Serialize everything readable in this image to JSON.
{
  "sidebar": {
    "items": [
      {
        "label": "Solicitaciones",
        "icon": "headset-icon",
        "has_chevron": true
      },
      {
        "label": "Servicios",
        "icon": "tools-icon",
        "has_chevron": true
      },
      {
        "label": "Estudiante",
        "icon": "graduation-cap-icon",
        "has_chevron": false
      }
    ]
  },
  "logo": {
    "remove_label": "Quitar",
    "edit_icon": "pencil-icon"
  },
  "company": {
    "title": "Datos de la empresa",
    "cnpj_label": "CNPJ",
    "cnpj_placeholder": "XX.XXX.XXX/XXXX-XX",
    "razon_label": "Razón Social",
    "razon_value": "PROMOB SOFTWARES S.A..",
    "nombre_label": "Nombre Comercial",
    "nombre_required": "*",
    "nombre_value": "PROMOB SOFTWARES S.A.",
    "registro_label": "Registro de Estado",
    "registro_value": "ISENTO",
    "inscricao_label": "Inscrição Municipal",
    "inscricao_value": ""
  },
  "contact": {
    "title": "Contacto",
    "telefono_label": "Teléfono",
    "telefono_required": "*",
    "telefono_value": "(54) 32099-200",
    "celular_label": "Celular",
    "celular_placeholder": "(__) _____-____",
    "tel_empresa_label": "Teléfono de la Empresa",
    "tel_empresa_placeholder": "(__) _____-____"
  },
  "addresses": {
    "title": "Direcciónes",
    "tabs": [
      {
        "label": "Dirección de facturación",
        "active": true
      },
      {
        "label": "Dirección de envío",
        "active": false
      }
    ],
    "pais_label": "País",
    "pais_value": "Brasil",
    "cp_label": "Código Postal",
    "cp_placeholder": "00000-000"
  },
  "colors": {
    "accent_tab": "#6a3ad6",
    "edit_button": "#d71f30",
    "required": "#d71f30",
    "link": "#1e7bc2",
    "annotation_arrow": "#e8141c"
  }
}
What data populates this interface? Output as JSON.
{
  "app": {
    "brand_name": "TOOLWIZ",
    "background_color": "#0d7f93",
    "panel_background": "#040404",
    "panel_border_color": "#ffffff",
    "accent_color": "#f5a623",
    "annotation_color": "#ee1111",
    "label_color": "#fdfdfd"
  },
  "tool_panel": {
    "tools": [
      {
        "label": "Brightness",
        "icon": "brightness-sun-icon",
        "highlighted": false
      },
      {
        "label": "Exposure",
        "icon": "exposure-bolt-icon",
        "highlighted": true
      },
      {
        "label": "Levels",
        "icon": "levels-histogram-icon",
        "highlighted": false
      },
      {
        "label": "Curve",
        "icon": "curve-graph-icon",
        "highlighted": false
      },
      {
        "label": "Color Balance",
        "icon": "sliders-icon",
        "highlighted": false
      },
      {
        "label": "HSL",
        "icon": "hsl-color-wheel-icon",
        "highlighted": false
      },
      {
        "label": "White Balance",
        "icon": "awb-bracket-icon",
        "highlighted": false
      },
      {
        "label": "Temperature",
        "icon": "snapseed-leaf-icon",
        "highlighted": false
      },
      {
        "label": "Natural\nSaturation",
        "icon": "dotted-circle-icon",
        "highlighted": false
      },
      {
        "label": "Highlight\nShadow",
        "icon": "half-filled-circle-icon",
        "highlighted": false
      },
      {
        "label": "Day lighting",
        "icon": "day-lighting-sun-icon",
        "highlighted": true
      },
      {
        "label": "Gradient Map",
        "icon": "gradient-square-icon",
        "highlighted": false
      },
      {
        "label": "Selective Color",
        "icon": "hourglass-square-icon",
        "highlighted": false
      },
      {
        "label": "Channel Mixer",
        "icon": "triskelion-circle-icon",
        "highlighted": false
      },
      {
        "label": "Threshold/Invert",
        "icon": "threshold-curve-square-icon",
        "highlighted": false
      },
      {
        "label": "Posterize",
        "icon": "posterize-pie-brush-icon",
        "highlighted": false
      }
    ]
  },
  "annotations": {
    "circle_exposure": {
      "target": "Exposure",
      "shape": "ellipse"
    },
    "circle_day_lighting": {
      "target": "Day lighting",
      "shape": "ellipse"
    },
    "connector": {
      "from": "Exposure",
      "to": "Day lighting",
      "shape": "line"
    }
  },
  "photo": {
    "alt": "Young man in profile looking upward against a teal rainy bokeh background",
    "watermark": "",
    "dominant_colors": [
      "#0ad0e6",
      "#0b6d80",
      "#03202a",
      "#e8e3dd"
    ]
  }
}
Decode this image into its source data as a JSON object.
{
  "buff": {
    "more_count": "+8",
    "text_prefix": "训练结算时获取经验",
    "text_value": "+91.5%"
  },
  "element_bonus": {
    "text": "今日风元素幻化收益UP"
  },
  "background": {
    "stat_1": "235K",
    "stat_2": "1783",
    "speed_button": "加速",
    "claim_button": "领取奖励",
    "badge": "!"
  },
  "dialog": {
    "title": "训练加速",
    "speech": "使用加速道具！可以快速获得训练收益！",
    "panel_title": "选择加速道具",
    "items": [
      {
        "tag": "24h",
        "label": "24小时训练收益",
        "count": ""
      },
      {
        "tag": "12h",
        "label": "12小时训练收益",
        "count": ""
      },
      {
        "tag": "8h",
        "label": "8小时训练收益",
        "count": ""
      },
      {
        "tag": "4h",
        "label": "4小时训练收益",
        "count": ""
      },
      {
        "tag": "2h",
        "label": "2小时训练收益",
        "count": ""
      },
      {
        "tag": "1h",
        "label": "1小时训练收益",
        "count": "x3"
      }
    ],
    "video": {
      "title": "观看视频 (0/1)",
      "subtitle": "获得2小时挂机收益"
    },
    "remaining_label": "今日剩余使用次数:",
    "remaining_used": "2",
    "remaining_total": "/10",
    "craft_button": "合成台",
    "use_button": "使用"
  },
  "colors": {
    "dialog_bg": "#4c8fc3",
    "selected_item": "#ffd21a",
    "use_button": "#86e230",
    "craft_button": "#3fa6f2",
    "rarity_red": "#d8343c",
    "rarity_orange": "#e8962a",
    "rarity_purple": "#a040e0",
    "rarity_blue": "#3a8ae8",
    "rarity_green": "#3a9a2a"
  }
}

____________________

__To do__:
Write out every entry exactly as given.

__Written reply__:
Serialize everything readable in this image to JSON.
{
  "sidebar": {
    "items": [
      {
        "label": "Solicitaciones",
        "icon": "headset-icon",
        "has_chevron": true
      },
      {
        "label": "Servicios",
        "icon": "tools-icon",
        "has_chevron": true
      },
      {
        "label": "Estudiante",
        "icon": "graduation-cap-icon",
        "has_chevron": false
      }
    ]
  },
  "logo": {
    "remove_label": "Quitar",
    "edit_icon": "pencil-icon"
  },
  "company": {
    "title": "Datos de la empresa",
    "cnpj_label": "CNPJ",
    "cnpj_placeholder": "XX.XXX.XXX/XXXX-XX",
    "razon_label": "Razón Social",
    "razon_value": "PROMOB SOFTWARES S.A..",
    "nombre_label": "Nombre Comercial",
    "nombre_required": "*",
    "nombre_value": "PROMOB SOFTWARES S.A.",
    "registro_label": "Registro de Estado",
    "registro_value": "ISENTO",
    "inscricao_label": "Inscrição Municipal",
    "inscricao_value": ""
  },
  "contact": {
    "title": "Contacto",
    "telefono_label": "Teléfono",
    "telefono_required": "*",
    "telefono_value": "(54) 32099-200",
    "celular_label": "Celular",
    "celular_placeholder": "(__) _____-____",
    "tel_empresa_label": "Teléfono de la Empresa",
    "tel_empresa_placeholder": "(__) _____-____"
  },
  "addresses": {
    "title": "Direcciónes",
    "tabs": [
      {
        "label": "Dirección de facturación",
        "active": true
      },
      {
        "label": "Dirección de envío",
        "active": false
      }
    ],
    "pais_label": "País",
    "pais_value": "Brasil",
    "cp_label": "Código Postal",
    "cp_placeholder": "00000-000"
  },
  "colors": {
    "accent_tab": "#6a3ad6",
    "edit_button": "#d71f30",
    "required": "#d71f30",
    "link": "#1e7bc2",
    "annotation_arrow": "#e8141c"
  }
}
What data populates this interface? Output as JSON.
{
  "app": {
    "brand_name": "TOOLWIZ",
    "background_color": "#0d7f93",
    "panel_background": "#040404",
    "panel_border_color": "#ffffff",
    "accent_color": "#f5a623",
    "annotation_color": "#ee1111",
    "label_color": "#fdfdfd"
  },
  "tool_panel": {
    "tools": [
      {
        "label": "Brightness",
        "icon": "brightness-sun-icon",
        "highlighted": false
      },
      {
        "label": "Exposure",
        "icon": "exposure-bolt-icon",
        "highlighted": true
      },
      {
        "label": "Levels",
        "icon": "levels-histogram-icon",
        "highlighted": false
      },
      {
        "label": "Curve",
        "icon": "curve-graph-icon",
        "highlighted": false
      },
      {
        "label": "Color Balance",
        "icon": "sliders-icon",
        "highlighted": false
      },
      {
        "label": "HSL",
        "icon": "hsl-color-wheel-icon",
        "highlighted": false
      },
      {
        "label": "White Balance",
        "icon": "awb-bracket-icon",
        "highlighted": false
      },
      {
        "label": "Temperature",
        "icon": "snapseed-leaf-icon",
        "highlighted": false
      },
      {
        "label": "Natural\nSaturation",
        "icon": "dotted-circle-icon",
        "highlighted": false
      },
      {
        "label": "Highlight\nShadow",
        "icon": "half-filled-circle-icon",
        "highlighted": false
      },
      {
        "label": "Day lighting",
        "icon": "day-lighting-sun-icon",
        "highlighted": true
      },
      {
        "label": "Gradient Map",
        "icon": "gradient-square-icon",
        "highlighted": false
      },
      {
        "label": "Selective Color",
        "icon": "hourglass-square-icon",
        "highlighted": false
      },
      {
        "label": "Channel Mixer",
        "icon": "triskelion-circle-icon",
        "highlighted": false
      },
      {
        "label": "Threshold/Invert",
        "icon": "threshold-curve-square-icon",
        "highlighted": false
      },
      {
        "label": "Posterize",
        "icon": "posterize-pie-brush-icon",
        "highlighted": false
      }
    ]
  },
  "annotations": {
    "circle_exposure": {
      "target": "Exposure",
      "shape": "ellipse"
    },
    "circle_day_lighting": {
      "target": "Day lighting",
      "shape": "ellipse"
    },
    "connector": {
      "from": "Exposure",
      "to": "Day lighting",
      "shape": "line"
    }
  },
  "photo": {
    "alt": "Young man in profile looking upward against a teal rainy bokeh background",
    "watermark": "",
    "dominant_colors": [
      "#0ad0e6",
      "#0b6d80",
      "#03202a",
      "#e8e3dd"
    ]
  }
}
Decode this image into its source data as a JSON object.
{
  "buff": {
    "more_count": "+8",
    "text_prefix": "训练结算时获取经验",
    "text_value": "+91.5%"
  },
  "element_bonus": {
    "text": "今日风元素幻化收益UP"
  },
  "background": {
    "stat_1": "235K",
    "stat_2": "1783",
    "speed_button": "加速",
    "claim_button": "领取奖励",
    "badge": "!"
  },
  "dialog": {
    "title": "训练加速",
    "speech": "使用加速道具！可以快速获得训练收益！",
    "panel_title": "选择加速道具",
    "items": [
      {
        "tag": "24h",
        "label": "24小时训练收益",
        "count": ""
      },
      {
        "tag": "12h",
        "label": "12小时训练收益",
        "count": ""
      },
      {
        "tag": "8h",
        "label": "8小时训练收益",
        "count": ""
      },
      {
        "tag": "4h",
        "label": "4小时训练收益",
        "count": ""
      },
      {
        "tag": "2h",
        "label": "2小时训练收益",
        "count": ""
      },
      {
        "tag": "1h",
        "label": "1小时训练收益",
        "count": "x3"
      }
    ],
    "video": {
      "title": "观看视频 (0/1)",
      "subtitle": "获得2小时挂机收益"
    },
    "remaining_label": "今日剩余使用次数:",
    "remaining_used": "2",
    "remaining_total": "/10",
    "craft_button": "合成台",
    "use_button": "使用"
  },
  "colors": {
    "dialog_bg": "#4c8fc3",
    "selected_item": "#ffd21a",
    "use_button": "#86e230",
    "craft_button": "#3fa6f2",
    "rarity_red": "#d8343c",
    "rarity_orange": "#e8962a",
    "rarity_purple": "#a040e0",
    "rarity_blue": "#3a8ae8",
    "rarity_green": "#3a9a2a"
  }
}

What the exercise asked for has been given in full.